The College met this afternoon with a full agenda.
First, we discussed the Draft Budgetary Plans we received from eurozone Member States. I will come back to this in a moment.
Secondly, First Vice-President Timmermans presented the Commission's Work Programme and our priorities for next year.
He is now presenting it to the plenary:
Our first priority is to find agreement in Parliament and Council on as many of the Commission's legislative proposals as possible. All the legislative proposals to deliver on the ten political priorities of the Juncker Commission are on the table. So far around half of them is agreed. So we need to do better than that.
Second, we will present a limited number of new forward-looking initiatives, notably offering our citizens a strong perspective for the future Union of 27 Member States.
Amongst others, we will be looking to consolidate the success of our Investment Plan, reflecting on how to make Europe more sustainable, and tackling Artificial Intelligence and disinformation. We will also be looking at how to remove remaining barriers to the Single Market, completing the Energy Union, and tackling climate change. And we will strengthen the Rule of Law Framework, the international role of the Euro, and present ideas for 'Communicating Europe'.
Lastly, as it is also our job to make sure that existing EU legislation remains fit for purpose, we will launch a number of new initiatives under the REFIT programme.
Thirdly, we adopted a Communication to follow up on the work of the Task Force on Subsidiarity and Proportionality, which President Juncker created last year, and which reported to the President in July.
The Communication is our contribution to the Subsidiarity Conference, which the Austrian Presidency is organising in Bregenz next month.
The Communication sets out how the principles of subsidiarity and proportionality have been further embedded into the work of the Commission and other EU institutions.
And now let me move to the Draft Budgetary Plans.
And it is with a lot of regret that I am here before you today. Because today, for the first time, the Commission is obliged to request a euro area country to revise its draft budget plan. But we see no alternative than to request the Italian authorities to do so. We have adopted an opinion giving Italy a maximum of three weeks to provide a revised Draft Budgetary Plan for 2019.
Unfortunately, the clarifications received yesterday were not convincing to change our earlier conclusions of a particularly serious non-compliance with the recommendation addressed to Italy by the Council on 13 July. The Italian Government is openly and consciously going against the commitments made.
Europe is built on cooperation. The euro area is built on strong bonds of trust. This is underpinned by rules that are the same for everybody. If trust is eroded, all Member States take damage, our union takes damage.
Breaking rules can appear tempting at first look. It can provide the illusion of breaking free. It is tempting to try to cure debt with more debt.
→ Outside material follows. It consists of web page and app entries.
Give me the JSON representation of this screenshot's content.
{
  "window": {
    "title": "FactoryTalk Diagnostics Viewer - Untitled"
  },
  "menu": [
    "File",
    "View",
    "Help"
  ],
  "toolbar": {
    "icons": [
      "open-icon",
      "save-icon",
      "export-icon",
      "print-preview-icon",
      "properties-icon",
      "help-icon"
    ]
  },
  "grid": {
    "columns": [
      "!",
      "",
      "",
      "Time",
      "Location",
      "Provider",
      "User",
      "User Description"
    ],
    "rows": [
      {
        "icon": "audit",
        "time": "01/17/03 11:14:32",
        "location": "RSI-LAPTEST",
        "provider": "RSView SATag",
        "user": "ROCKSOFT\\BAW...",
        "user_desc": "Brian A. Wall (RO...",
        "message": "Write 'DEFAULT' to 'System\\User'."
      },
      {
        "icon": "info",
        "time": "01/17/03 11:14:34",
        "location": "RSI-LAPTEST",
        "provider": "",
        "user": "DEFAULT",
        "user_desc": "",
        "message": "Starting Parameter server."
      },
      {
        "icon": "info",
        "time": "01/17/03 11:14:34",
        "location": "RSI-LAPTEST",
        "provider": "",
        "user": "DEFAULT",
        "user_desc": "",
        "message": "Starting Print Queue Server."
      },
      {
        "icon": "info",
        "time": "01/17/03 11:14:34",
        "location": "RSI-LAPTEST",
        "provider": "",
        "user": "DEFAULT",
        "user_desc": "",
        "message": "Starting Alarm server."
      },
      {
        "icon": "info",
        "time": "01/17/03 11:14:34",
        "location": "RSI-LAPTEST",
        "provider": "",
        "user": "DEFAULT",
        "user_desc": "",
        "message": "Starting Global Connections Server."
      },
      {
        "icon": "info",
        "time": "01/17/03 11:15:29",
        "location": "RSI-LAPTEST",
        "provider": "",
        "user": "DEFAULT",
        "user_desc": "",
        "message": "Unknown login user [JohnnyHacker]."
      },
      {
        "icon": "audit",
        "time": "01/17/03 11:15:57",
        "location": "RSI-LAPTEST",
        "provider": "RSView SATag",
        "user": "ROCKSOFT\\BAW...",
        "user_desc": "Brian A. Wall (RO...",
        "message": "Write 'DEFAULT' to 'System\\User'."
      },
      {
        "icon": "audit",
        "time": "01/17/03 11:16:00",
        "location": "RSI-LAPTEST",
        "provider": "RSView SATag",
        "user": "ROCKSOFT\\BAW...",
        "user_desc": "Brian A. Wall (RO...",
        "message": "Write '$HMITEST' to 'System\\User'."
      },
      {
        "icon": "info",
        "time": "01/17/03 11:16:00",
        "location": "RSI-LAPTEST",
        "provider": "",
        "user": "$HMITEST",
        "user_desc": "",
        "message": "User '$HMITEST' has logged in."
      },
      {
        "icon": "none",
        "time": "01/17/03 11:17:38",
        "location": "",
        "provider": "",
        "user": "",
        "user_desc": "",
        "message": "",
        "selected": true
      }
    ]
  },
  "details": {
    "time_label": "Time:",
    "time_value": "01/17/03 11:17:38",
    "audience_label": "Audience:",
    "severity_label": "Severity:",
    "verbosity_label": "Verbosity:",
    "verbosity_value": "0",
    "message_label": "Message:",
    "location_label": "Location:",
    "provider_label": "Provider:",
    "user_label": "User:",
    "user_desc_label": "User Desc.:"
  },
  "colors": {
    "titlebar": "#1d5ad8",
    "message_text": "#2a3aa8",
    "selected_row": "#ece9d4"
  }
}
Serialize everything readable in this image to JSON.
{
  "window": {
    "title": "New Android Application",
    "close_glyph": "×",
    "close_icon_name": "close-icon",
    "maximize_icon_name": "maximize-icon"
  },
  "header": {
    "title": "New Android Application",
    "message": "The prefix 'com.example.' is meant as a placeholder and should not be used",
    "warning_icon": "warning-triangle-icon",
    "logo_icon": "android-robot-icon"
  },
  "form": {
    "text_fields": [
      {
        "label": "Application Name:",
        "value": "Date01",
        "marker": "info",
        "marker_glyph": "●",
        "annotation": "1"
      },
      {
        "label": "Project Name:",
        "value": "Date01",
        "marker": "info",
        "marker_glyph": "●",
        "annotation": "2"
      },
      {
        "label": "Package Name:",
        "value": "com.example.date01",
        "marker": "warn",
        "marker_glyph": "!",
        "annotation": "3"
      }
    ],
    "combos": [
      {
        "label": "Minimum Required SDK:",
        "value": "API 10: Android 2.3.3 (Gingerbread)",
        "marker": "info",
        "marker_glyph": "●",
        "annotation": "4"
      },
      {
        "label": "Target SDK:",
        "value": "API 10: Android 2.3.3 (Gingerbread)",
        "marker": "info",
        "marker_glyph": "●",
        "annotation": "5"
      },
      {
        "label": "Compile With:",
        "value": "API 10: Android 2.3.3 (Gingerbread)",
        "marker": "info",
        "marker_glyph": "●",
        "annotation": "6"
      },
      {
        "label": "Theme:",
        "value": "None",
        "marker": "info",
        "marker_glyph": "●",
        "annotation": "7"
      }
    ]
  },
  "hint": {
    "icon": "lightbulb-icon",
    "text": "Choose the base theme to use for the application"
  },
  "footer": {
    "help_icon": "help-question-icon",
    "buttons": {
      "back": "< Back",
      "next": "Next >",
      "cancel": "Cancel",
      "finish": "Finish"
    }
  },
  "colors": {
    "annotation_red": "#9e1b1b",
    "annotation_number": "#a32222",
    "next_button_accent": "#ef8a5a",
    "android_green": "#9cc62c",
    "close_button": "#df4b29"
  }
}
But at some point, the debt weighs too heavy. And at the end of the day, you end up having no freedom at all. This is why we agreed to control the debt, together.
In 2017, Italy's debt stood at 131.2% of GDP. This is the second highest level of public debt in the European Union and one of the highest in the world. In 2017, it represented an average burden of € 37 000 per inhabitant.
The total cost of servicing Italy's debt is among the highest in Europe. It has to be covered by taxpayers every year. To give an example, last year, Italy spent about the same amount on servicing debt as it dedicated to education.
Experience has shown time and again that higher fiscal deficits and debt do not bring lasting growth. And excessive debt makes your economy more vulnerable to future crises. Therefore, if looser fiscal policy affects confidence, it can actually have the opposite effect on growth. So keeping sound fiscal policies and confidence is crucial. It is in the interest of Italy and in the interest of the whole Euro area.
This is about making sure that Italian companies can raise funding at low interest cost, which enables them to develop and create jobs. This is about young Italian families that seek to buy their first home and need a bank loan at a cost that they can afford. And this is about generational fairness: What message are we sending to the young generation, by leaving them with such a debt burden?
An additional point:
You will recall that in May, following the Article 126.3 report, the European Commission did not propose to open the Excessive Deficit Procedure related to debt. Mostly because of Italy's broad compliance with the preventive arm of the Stability and Growth Pact.
The current plans are a material change, which may require a reassessment of that conclusion.
The ball is now in the court of Italy's government. We know the starting point. And we have three weeks for an intensive dialogue, which we will conduct with a constructive and open mind. Yet, we are entrusted by all Member States to uphold mutual commitments and common interest. This is our job and duty.